Ground engineering solutions firm Ryobi Kiso Holdings' subsidiary Ryobi Kiso (S) has defaulted on repayment obligations to "certain bank lenders" and is in breach of the corresponding banking facilities.
Ryobi Kiso has requested a voluntary suspension of its mainboard-listed shares and has appointed PricewaterhouseCoopers (PwC) as an independent financial adviser to assist in the matter.
PwC will help establish the group's current financial position and projections, and design a restructuring proposal in concert with bank lenders to enable the group to continue operations and tide over the current situation, Ryobi Kiso said in a Singapore Exchange filing yesterday.
The group warned the default could "trigger cross default provisions in other banking facilities and project contracts of the group", and it was assessing the situation with its legal advisers and PwC.
In its latest fiscal third-quarter results for the period ended March 31, the group was hit by a lower value of work undertaken in the period and prolonged work phases of several projects, which plunged it into the red to the tune of $6.5 million compared to a profit of $106,000 in the same period last year.
Its current liabilities excluding borrowings stood at $63.02 million, and it recorded cash and cash equivalents of S$13.51 million, down from S$21.98 million nine months ago. It had an order book of $168.9 million, comprising public infrastructure, public housing, residential, commercial and geoservices projects.
It is "unlikely that there will be an improvement in the group's financial performance in the next reporting period", it cautioned in its earnings report, while "keen competition, rising costs and the tight labour market" will continue to "add pressure on the group's performance".
Industry watchers say such issues are widely felt across the construction sector and could affect more companies' ability to repay debt.
Still, to say the entire sector is at risk "is too much of a sweeping statement", said Mr Nandakumar Ponniya, head of the construction practice at law firm Baker McKenzie Wong & Leow.

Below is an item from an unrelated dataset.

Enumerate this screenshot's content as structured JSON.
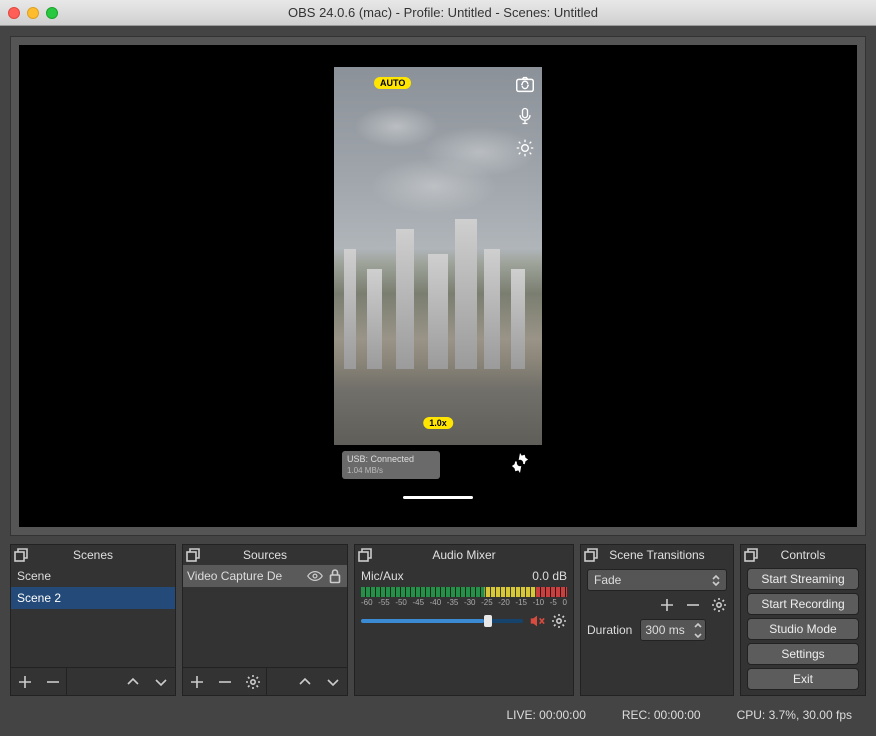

"Over the last few years there have been a trickle of companies taking on construction work that have run into problems, not so much because they are in construction but because of issues in specific industry sectors such as power and oil and gas."